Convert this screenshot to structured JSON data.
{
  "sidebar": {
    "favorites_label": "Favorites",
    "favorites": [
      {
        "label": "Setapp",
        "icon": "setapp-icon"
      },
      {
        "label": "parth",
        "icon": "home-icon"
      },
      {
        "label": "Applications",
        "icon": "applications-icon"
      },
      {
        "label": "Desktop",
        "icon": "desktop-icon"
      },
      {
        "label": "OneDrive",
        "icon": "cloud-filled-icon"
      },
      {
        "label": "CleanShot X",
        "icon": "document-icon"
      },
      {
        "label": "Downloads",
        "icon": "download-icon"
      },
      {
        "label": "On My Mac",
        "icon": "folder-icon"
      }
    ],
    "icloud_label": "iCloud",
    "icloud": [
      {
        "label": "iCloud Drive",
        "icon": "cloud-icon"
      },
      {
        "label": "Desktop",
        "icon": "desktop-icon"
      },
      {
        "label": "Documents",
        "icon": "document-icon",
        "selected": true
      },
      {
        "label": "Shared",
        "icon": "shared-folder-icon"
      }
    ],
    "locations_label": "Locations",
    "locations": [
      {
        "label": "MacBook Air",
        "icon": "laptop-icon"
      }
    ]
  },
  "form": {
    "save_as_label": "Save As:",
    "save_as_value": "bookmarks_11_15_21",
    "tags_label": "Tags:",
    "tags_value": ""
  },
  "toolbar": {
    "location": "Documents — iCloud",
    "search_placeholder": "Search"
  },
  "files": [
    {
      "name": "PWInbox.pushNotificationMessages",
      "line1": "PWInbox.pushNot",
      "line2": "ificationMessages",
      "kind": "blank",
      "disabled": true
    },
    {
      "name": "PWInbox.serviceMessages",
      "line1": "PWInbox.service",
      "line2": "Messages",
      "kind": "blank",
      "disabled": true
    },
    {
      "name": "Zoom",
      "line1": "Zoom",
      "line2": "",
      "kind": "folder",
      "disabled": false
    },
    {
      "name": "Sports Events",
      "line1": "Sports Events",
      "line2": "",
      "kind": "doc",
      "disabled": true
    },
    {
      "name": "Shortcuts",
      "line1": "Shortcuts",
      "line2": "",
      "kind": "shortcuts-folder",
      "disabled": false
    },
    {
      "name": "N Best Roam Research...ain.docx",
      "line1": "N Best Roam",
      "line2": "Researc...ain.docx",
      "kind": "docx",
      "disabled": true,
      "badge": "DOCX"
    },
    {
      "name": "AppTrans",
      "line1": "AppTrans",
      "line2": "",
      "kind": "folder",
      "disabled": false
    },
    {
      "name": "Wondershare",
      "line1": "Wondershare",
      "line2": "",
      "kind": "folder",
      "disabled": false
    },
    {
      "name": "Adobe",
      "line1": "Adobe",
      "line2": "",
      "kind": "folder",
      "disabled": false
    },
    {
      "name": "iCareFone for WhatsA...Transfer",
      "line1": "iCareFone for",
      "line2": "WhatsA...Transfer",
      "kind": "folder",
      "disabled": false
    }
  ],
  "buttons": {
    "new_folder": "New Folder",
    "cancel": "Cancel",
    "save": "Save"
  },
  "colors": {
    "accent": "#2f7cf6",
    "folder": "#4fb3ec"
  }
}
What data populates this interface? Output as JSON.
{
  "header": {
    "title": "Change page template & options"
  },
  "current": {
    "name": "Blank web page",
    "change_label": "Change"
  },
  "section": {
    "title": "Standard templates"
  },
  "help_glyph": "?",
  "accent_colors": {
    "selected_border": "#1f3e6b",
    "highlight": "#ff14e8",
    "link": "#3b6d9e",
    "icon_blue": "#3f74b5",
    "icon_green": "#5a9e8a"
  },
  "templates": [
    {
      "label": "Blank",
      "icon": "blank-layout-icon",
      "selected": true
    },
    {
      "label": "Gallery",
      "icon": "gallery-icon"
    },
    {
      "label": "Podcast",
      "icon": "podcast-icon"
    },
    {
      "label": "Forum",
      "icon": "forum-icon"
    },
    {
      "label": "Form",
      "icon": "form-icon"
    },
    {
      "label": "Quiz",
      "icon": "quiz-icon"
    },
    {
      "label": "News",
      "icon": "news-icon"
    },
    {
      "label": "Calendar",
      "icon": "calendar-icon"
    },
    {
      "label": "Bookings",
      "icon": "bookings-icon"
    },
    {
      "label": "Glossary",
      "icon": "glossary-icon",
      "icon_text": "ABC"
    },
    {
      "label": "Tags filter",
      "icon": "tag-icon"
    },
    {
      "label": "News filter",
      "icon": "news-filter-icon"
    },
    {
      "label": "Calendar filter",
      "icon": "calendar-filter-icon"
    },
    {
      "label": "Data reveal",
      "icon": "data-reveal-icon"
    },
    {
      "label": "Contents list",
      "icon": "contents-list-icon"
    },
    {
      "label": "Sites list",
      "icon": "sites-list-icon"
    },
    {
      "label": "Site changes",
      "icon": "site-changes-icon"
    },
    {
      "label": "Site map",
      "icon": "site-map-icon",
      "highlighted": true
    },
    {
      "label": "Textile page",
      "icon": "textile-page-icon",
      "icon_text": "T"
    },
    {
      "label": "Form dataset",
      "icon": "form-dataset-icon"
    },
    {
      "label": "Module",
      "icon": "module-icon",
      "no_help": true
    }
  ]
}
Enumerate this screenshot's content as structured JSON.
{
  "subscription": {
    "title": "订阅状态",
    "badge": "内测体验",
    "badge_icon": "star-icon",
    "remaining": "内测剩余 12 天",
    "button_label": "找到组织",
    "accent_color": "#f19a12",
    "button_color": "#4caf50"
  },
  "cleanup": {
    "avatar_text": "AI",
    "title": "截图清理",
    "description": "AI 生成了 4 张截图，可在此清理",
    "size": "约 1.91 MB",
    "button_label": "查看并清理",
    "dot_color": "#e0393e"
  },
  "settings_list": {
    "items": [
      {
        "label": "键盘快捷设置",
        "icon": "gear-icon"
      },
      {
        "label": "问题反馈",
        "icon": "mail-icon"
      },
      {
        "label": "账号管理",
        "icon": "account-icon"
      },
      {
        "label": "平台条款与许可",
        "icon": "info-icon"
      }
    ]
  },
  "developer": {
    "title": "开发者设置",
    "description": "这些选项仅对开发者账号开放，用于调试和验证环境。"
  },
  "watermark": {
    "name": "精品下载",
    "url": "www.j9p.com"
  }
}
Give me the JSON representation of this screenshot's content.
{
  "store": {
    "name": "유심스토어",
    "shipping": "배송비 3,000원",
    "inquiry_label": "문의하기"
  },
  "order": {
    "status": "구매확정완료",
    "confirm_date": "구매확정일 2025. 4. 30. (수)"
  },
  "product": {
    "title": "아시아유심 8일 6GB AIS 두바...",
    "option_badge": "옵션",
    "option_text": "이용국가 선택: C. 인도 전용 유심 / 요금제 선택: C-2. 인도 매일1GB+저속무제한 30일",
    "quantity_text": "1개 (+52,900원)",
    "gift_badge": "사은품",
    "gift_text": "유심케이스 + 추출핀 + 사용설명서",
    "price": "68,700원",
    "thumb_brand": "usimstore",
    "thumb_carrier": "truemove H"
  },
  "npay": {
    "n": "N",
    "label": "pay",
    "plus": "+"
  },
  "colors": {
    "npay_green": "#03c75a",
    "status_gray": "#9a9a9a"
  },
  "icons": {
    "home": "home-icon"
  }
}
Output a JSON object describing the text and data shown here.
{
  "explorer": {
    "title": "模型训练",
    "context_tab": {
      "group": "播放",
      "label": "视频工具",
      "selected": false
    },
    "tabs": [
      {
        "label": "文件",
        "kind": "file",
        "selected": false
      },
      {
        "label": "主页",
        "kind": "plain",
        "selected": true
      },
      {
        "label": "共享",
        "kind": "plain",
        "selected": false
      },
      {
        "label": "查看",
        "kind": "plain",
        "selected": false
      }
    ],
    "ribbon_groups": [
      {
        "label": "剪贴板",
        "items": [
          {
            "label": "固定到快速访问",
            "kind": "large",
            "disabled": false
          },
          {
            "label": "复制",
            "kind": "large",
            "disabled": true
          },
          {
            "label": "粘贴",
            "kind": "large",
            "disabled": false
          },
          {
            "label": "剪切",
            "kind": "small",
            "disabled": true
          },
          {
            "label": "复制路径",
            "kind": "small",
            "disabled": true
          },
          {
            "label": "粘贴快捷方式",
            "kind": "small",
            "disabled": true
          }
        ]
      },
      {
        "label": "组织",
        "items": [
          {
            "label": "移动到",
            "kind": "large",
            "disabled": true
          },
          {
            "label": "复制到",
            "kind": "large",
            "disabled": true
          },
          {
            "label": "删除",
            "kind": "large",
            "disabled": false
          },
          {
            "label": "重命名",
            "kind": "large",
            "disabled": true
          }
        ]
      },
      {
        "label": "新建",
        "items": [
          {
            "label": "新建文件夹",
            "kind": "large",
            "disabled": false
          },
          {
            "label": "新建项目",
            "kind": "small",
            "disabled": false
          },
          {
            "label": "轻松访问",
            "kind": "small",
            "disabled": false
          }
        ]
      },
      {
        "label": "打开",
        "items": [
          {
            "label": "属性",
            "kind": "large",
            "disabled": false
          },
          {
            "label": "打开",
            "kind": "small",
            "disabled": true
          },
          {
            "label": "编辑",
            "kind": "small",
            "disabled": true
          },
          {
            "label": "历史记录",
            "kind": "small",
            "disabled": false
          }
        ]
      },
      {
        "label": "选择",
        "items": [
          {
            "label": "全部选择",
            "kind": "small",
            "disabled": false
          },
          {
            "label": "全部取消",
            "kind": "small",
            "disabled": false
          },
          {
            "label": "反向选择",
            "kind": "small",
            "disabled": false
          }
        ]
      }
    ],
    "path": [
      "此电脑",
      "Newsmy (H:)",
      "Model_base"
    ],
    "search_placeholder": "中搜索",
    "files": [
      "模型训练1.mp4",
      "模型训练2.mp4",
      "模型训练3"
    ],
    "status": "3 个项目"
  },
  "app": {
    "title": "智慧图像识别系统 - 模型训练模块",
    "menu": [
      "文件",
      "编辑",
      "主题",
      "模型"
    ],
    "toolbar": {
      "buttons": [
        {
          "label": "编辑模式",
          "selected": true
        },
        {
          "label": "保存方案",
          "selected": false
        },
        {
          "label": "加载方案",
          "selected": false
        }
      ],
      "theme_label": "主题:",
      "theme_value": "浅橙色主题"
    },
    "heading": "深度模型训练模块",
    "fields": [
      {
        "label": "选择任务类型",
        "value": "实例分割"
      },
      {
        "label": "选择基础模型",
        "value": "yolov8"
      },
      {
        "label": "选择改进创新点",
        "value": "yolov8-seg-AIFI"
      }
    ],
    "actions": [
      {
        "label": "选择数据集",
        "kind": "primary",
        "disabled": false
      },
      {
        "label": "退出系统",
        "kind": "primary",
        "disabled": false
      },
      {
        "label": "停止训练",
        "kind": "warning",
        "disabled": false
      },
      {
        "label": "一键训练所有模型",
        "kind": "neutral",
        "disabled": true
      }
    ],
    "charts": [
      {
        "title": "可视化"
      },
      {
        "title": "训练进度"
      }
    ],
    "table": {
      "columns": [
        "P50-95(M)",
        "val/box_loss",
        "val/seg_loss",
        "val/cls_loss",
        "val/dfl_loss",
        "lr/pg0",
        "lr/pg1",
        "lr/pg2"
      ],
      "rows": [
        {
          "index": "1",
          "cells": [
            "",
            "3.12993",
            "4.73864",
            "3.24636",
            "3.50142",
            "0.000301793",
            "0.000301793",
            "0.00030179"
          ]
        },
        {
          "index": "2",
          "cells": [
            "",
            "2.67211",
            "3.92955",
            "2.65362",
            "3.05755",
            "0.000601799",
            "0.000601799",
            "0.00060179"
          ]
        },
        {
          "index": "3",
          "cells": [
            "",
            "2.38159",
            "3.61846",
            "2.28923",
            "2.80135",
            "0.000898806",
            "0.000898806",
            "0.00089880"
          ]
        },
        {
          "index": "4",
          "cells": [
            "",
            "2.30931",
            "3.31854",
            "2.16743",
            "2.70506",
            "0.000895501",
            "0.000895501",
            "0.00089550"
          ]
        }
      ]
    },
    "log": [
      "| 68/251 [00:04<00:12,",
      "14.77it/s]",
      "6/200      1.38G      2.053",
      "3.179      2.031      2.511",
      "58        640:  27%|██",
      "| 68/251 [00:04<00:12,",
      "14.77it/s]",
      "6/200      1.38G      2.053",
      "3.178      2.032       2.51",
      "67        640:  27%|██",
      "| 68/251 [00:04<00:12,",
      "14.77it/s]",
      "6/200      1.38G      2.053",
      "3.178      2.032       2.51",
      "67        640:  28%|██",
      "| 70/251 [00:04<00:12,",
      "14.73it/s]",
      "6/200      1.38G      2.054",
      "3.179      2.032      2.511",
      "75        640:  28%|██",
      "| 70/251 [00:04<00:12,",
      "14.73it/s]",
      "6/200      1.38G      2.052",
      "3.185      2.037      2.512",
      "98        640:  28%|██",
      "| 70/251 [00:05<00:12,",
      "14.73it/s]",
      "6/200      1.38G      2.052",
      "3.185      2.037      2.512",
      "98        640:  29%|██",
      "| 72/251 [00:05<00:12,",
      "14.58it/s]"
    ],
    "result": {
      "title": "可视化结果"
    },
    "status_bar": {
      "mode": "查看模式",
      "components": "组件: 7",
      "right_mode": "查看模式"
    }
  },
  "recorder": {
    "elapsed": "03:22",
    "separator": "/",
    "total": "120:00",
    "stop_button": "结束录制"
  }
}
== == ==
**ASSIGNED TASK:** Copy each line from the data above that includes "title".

**EXERCISE RESULT:**
    "title": "Change page template & options"
    "title": "Standard templates"
    "title": "订阅状态",
    "title": "截图清理",
    "title": "开发者设置",
    "title": "아시아유심 8일 6GB AIS 두바...",
    "title": "模型训练",
    "title": "智慧图像识别系统 - 模型训练模块",
        "title": "可视化"
        "title": "训练进度"
      "title": "可视化结果"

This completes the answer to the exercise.